START PROVIDED DATA
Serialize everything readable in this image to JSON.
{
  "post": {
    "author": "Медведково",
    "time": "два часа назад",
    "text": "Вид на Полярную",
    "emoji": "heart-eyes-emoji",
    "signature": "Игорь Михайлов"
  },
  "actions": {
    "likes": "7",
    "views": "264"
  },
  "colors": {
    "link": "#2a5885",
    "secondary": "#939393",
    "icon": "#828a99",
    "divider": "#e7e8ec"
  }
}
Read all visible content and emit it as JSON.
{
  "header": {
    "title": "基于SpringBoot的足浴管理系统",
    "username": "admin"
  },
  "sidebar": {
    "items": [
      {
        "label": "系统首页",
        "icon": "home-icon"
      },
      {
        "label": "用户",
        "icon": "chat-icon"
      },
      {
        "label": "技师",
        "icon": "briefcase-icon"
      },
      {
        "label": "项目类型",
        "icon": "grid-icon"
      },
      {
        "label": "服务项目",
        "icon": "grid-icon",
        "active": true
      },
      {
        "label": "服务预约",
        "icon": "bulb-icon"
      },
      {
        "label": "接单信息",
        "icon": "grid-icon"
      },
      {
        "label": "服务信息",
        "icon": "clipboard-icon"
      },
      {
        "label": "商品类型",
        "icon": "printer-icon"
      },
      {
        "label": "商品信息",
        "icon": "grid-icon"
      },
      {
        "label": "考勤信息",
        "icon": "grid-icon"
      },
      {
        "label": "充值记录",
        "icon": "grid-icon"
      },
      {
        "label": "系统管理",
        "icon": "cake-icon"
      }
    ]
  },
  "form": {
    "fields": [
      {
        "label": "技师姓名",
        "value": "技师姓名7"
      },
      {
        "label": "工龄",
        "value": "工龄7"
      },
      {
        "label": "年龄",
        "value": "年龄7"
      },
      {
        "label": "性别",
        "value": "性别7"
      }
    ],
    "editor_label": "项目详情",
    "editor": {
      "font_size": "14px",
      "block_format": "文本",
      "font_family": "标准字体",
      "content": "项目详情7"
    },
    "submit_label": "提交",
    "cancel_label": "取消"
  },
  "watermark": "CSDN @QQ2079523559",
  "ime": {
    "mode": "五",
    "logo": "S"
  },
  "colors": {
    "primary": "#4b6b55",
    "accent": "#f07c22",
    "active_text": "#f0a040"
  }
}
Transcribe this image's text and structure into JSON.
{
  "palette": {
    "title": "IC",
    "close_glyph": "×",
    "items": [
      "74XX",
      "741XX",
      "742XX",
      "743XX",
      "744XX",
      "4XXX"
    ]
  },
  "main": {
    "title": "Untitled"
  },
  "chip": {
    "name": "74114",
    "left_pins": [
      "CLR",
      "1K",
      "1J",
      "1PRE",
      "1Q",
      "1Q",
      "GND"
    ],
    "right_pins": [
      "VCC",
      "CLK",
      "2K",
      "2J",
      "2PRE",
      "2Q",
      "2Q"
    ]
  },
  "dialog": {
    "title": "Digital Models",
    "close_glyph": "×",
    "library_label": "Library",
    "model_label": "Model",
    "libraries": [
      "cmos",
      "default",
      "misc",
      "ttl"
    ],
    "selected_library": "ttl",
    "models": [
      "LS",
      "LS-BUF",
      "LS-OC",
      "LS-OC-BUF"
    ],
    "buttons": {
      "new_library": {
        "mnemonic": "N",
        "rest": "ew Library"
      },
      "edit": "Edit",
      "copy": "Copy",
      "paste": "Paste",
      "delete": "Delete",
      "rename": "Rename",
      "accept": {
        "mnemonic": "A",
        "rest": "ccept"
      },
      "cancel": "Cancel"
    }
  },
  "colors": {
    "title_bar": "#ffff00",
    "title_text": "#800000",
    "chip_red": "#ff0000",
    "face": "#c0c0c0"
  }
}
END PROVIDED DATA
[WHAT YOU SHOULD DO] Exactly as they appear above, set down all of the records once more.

[RESPONSE FOR THIS EXERCISE]
Serialize everything readable in this image to JSON.
{
  "post": {
    "author": "Медведково",
    "time": "два часа назад",
    "text": "Вид на Полярную",
    "emoji": "heart-eyes-emoji",
    "signature": "Игорь Михайлов"
  },
  "actions": {
    "likes": "7",
    "views": "264"
  },
  "colors": {
    "link": "#2a5885",
    "secondary": "#939393",
    "icon": "#828a99",
    "divider": "#e7e8ec"
  }
}
Read all visible content and emit it as JSON.
{
  "header": {
    "title": "基于SpringBoot的足浴管理系统",
    "username": "admin"
  },
  "sidebar": {
    "items": [
      {
        "label": "系统首页",
        "icon": "home-icon"
      },
      {
        "label": "用户",
        "icon": "chat-icon"
      },
      {
        "label": "技师",
        "icon": "briefcase-icon"
      },
      {
        "label": "项目类型",
        "icon": "grid-icon"
      },
      {
        "label": "服务项目",
        "icon": "grid-icon",
        "active": true
      },
      {
        "label": "服务预约",
        "icon": "bulb-icon"
      },
      {
        "label": "接单信息",
        "icon": "grid-icon"
      },
      {
        "label": "服务信息",
        "icon": "clipboard-icon"
      },
      {
        "label": "商品类型",
        "icon": "printer-icon"
      },
      {
        "label": "商品信息",
        "icon": "grid-icon"
      },
      {
        "label": "考勤信息",
        "icon": "grid-icon"
      },
      {
        "label": "充值记录",
        "icon": "grid-icon"
      },
      {
        "label": "系统管理",
        "icon": "cake-icon"
      }
    ]
  },
  "form": {
    "fields": [
      {
        "label": "技师姓名",
        "value": "技师姓名7"
      },
      {
        "label": "工龄",
        "value": "工龄7"
      },
      {
        "label": "年龄",
        "value": "年龄7"
      },
      {
        "label": "性别",
        "value": "性别7"
      }
    ],
    "editor_label": "项目详情",
    "editor": {
      "font_size": "14px",
      "block_format": "文本",
      "font_family": "标准字体",
      "content": "项目详情7"
    },
    "submit_label": "提交",
    "cancel_label": "取消"
  },
  "watermark": "CSDN @QQ2079523559",
  "ime": {
    "mode": "五",
    "logo": "S"
  },
  "colors": {
    "primary": "#4b6b55",
    "accent": "#f07c22",
    "active_text": "#f0a040"
  }
}
Transcribe this image's text and structure into JSON.
{
  "palette": {
    "title": "IC",
    "close_glyph": "×",
    "items": [
      "74XX",
      "741XX",
      "742XX",
      "743XX",
      "744XX",
      "4XXX"
    ]
  },
  "main": {
    "title": "Untitled"
  },
  "chip": {
    "name": "74114",
    "left_pins": [
      "CLR",
      "1K",
      "1J",
      "1PRE",
      "1Q",
      "1Q",
      "GND"
    ],
    "right_pins": [
      "VCC",
      "CLK",
      "2K",
      "2J",
      "2PRE",
      "2Q",
      "2Q"
    ]
  },
  "dialog": {
    "title": "Digital Models",
    "close_glyph": "×",
    "library_label": "Library",
    "model_label": "Model",
    "libraries": [
      "cmos",
      "default",
      "misc",
      "ttl"
    ],
    "selected_library": "ttl",
    "models": [
      "LS",
      "LS-BUF",
      "LS-OC",
      "LS-OC-BUF"
    ],
    "buttons": {
      "new_library": {
        "mnemonic": "N",
        "rest": "ew Library"
      },
      "edit": "Edit",
      "copy": "Copy",
      "paste": "Paste",
      "delete": "Delete",
      "rename": "Rename",
      "accept": {
        "mnemonic": "A",
        "rest": "ccept"
      },
      "cancel": "Cancel"
    }
  },
  "colors": {
    "title_bar": "#ffff00",
    "title_text": "#800000",
    "chip_red": "#ff0000",
    "face": "#c0c0c0"
  }
}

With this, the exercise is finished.